In this regular feature we take a look at common clauses found in Energy Insurance that are often not well understood and try to look at what their intentions are, and what they cover or exclude.
In this article we look at 72-hour clauses/occurrence definitions. We have provided a general overview from our experience and encourage you to read the terms and conditions of your particular policy.
Insurance policies typically require there to be an ‘Occurrence’ to trigger a loss under the policy. The policy limit and the policy deductible or retention will also normally be referenced as ‘per Occurrence’ or ‘each Occurrence’ (although in some policies it can be aggregated over the policy period).
In the event that a covered event may result in a number of individual losses it is important that the policy is clear and unambiguous as to how the limit, deductible or retention applies to those individual losses. Therefore policies will usually contain a definition of the word ‘Occurrence’ and that definition will normally include, within the definition itself or as a separate clause, a ’72-hour’ provision.

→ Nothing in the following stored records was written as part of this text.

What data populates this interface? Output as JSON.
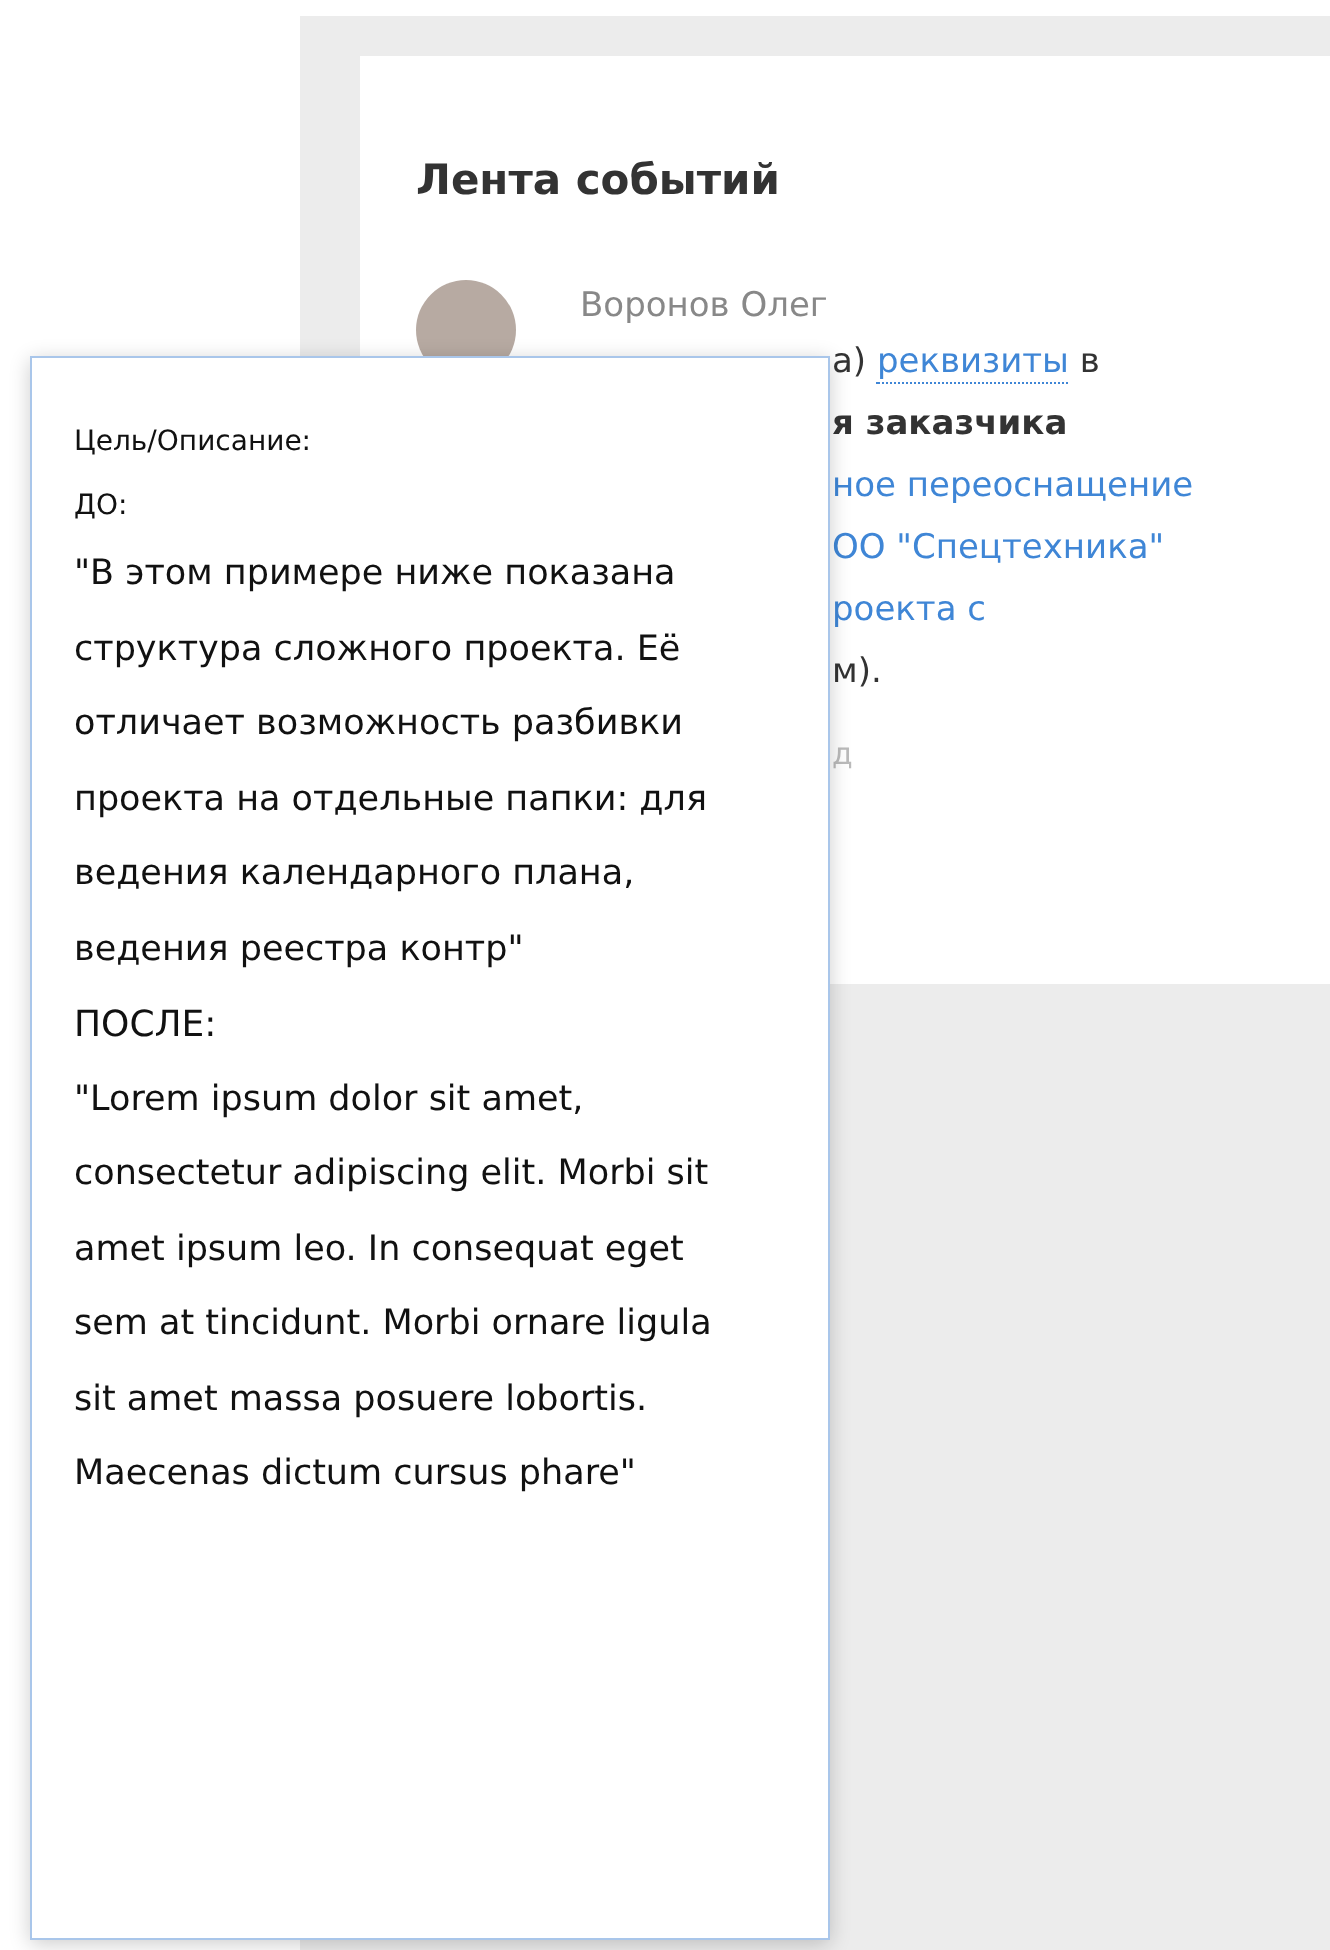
{
  "feed": {
    "title": "Лента событий",
    "events": [
      {
        "author": "Воронов Олег",
        "lines": [
          [
            {
              "text": "а) ",
              "kind": "plain"
            },
            {
              "text": "реквизиты",
              "kind": "term"
            },
            {
              "text": " в",
              "kind": "plain"
            }
          ],
          [
            {
              "text": "я заказчика",
              "kind": "bold"
            }
          ],
          [
            {
              "text": "ное переоснащение",
              "kind": "link"
            }
          ],
          [
            {
              "text": "ОО \"Спецтехника\"",
              "kind": "link"
            }
          ],
          [
            {
              "text": "роекта с",
              "kind": "link"
            }
          ],
          [
            {
              "text": "м).",
              "kind": "plain"
            }
          ]
        ],
        "time": "д"
      }
    ]
  },
  "tooltip": {
    "label": "Цель/Описание:",
    "before_label": "ДО:",
    "before_text": "\"В этом примере ниже показана структура сложного проекта. Её отличает возможность разбивки проекта на отдельные папки: для ведения календарного плана, ведения реестра контр\"",
    "after_label": "ПОСЛЕ:",
    "after_text": "\"Lorem ipsum dolor sit amet, consectetur adipiscing elit. Morbi sit amet ipsum leo. In consequat eget sem at tincidunt. Morbi ornare ligula sit amet massa posuere lobortis. Maecenas dictum cursus phare\""
  }
}
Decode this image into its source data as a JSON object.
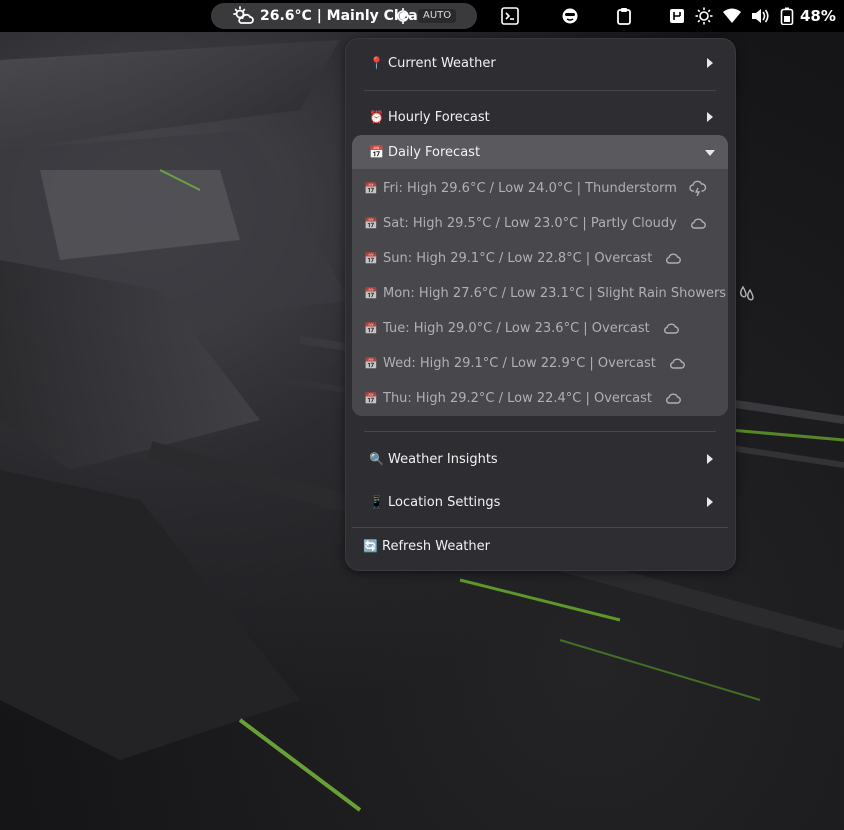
{
  "topbar": {
    "weather_text": "26.6°C | Mainly Clear",
    "weather_icon": "partly-sunny-icon",
    "auto_label": "AUTO",
    "battery_percent": "48%",
    "icons": [
      "terminal-icon",
      "face-icon",
      "clipboard-icon",
      "input-method-icon",
      "brightness-icon",
      "wifi-icon",
      "volume-icon",
      "battery-icon"
    ]
  },
  "menu": {
    "current_weather": {
      "emoji": "📍",
      "label": "Current Weather"
    },
    "hourly_forecast": {
      "emoji": "⏰",
      "label": "Hourly Forecast"
    },
    "daily_forecast": {
      "emoji": "📅",
      "label": "Daily Forecast"
    },
    "days": [
      {
        "emoji": "📅",
        "text": "Fri: High 29.6°C / Low 24.0°C | Thunderstorm",
        "icon": "thunderstorm-icon"
      },
      {
        "emoji": "📅",
        "text": "Sat: High 29.5°C / Low 23.0°C | Partly Cloudy",
        "icon": "cloud-icon"
      },
      {
        "emoji": "📅",
        "text": "Sun: High 29.1°C / Low 22.8°C | Overcast",
        "icon": "cloud-icon"
      },
      {
        "emoji": "📅",
        "text": "Mon: High 27.6°C / Low 23.1°C | Slight Rain Showers",
        "icon": "rain-drops-icon"
      },
      {
        "emoji": "📅",
        "text": "Tue: High 29.0°C / Low 23.6°C | Overcast",
        "icon": "cloud-icon"
      },
      {
        "emoji": "📅",
        "text": "Wed: High 29.1°C / Low 22.9°C | Overcast",
        "icon": "cloud-icon"
      },
      {
        "emoji": "📅",
        "text": "Thu: High 29.2°C / Low 22.4°C | Overcast",
        "icon": "cloud-icon"
      }
    ],
    "weather_insights": {
      "emoji": "🔍",
      "label": "Weather Insights"
    },
    "location_settings": {
      "emoji": "📱",
      "label": "Location Settings"
    },
    "refresh_weather": {
      "emoji": "🔄",
      "label": "Refresh Weather"
    }
  }
}
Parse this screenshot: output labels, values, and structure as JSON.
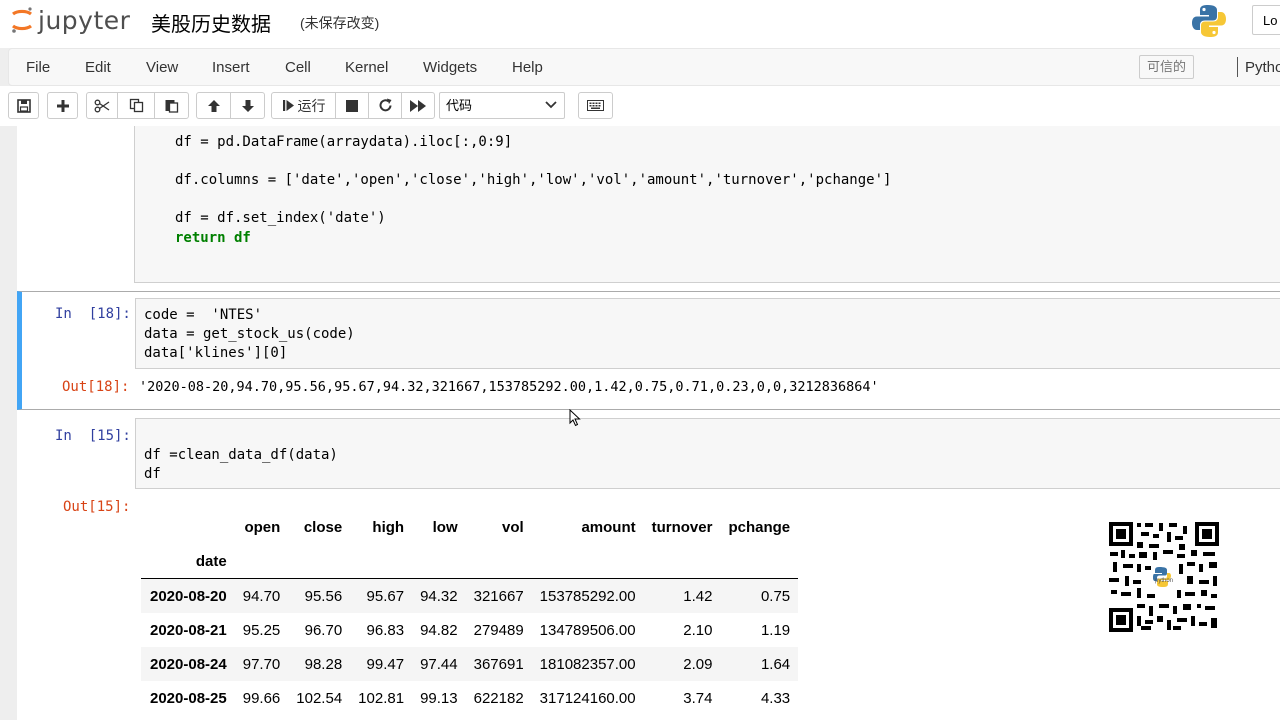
{
  "header": {
    "logo_text": "jupyter",
    "notebook_title": "美股历史数据",
    "save_status": "(未保存改变)",
    "login_label": "Lo"
  },
  "menu": {
    "items": [
      "File",
      "Edit",
      "View",
      "Insert",
      "Cell",
      "Kernel",
      "Widgets",
      "Help"
    ],
    "trusted_label": "可信的",
    "kernel_name": "Python"
  },
  "toolbar": {
    "run_label": "运行",
    "cell_type": "代码"
  },
  "cells": {
    "prev_code": {
      "line1": "df = pd.DataFrame(arraydata).iloc[:,0:9]",
      "line2": "df.columns = ['date','open','close','high','low','vol','amount','turnover','pchange']",
      "line3": "df = df.set_index('date')",
      "line4": "return df"
    },
    "cell18": {
      "in_prompt": "In  [18]:",
      "line1": "code =  'NTES'",
      "line2": "data = get_stock_us(code)",
      "line3": "data['klines'][0]",
      "out_prompt": "Out[18]:",
      "output": "'2020-08-20,94.70,95.56,95.67,94.32,321667,153785292.00,1.42,0.75,0.71,0.23,0,0,3212836864'"
    },
    "cell15": {
      "in_prompt": "In  [15]:",
      "line1": "df =clean_data_df(data)",
      "line2": "df",
      "out_prompt": "Out[15]:"
    }
  },
  "dataframe": {
    "columns": [
      "open",
      "close",
      "high",
      "low",
      "vol",
      "amount",
      "turnover",
      "pchange"
    ],
    "index_name": "date",
    "rows": [
      {
        "date": "2020-08-20",
        "values": [
          "94.70",
          "95.56",
          "95.67",
          "94.32",
          "321667",
          "153785292.00",
          "1.42",
          "0.75"
        ]
      },
      {
        "date": "2020-08-21",
        "values": [
          "95.25",
          "96.70",
          "96.83",
          "94.82",
          "279489",
          "134789506.00",
          "2.10",
          "1.19"
        ]
      },
      {
        "date": "2020-08-24",
        "values": [
          "97.70",
          "98.28",
          "99.47",
          "97.44",
          "367691",
          "181082357.00",
          "2.09",
          "1.64"
        ]
      },
      {
        "date": "2020-08-25",
        "values": [
          "99.66",
          "102.54",
          "102.81",
          "99.13",
          "622182",
          "317124160.00",
          "3.74",
          "4.33"
        ]
      }
    ]
  },
  "qr_center_label": "python"
}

A typical Occurrence definition will state that “the term ‘Occurrence,’ wherever used, shall mean one loss, accident, disaster or casualty or series of losses, accidents, disasters or casualties arising out of one event.”
However where weather related events (such as windstorms) occur over a period of time causing several losses, it is often not possible to determine whether damage caused was from one event or from multiple events. Therefore a 72 hour clause will allow the aggregating of all losses within a 72-hour period commencing during the policy period that arise from “windstorm, all tornadoes, cyclones, hurricanes, similar storms and systems of winds of a violent and destructive nature, arising out of the same atmospheric disturbance” to be treated as one event.
Similarly, an earthquake or volcanic eruption can result in several separate earthquakes or eruptions where it may not be clear whether damage was caused by one of the quakes or eruption, or by two or more quakes or eruptions. Again, there will usually be a 72 hour clause that aggregates all losses arising from more than one earthquake, shock or volcanic eruption within a 72-hour period commencing during the policy period to be treated as one event.
Whilst the 72-hour provision is normally limited to Windstorms and Earthquake/ Volcanic eruptions, some policy wordings will also include the perils of Hail, Strikes, Riots & Civil Commotions; Flood or Storm Surge.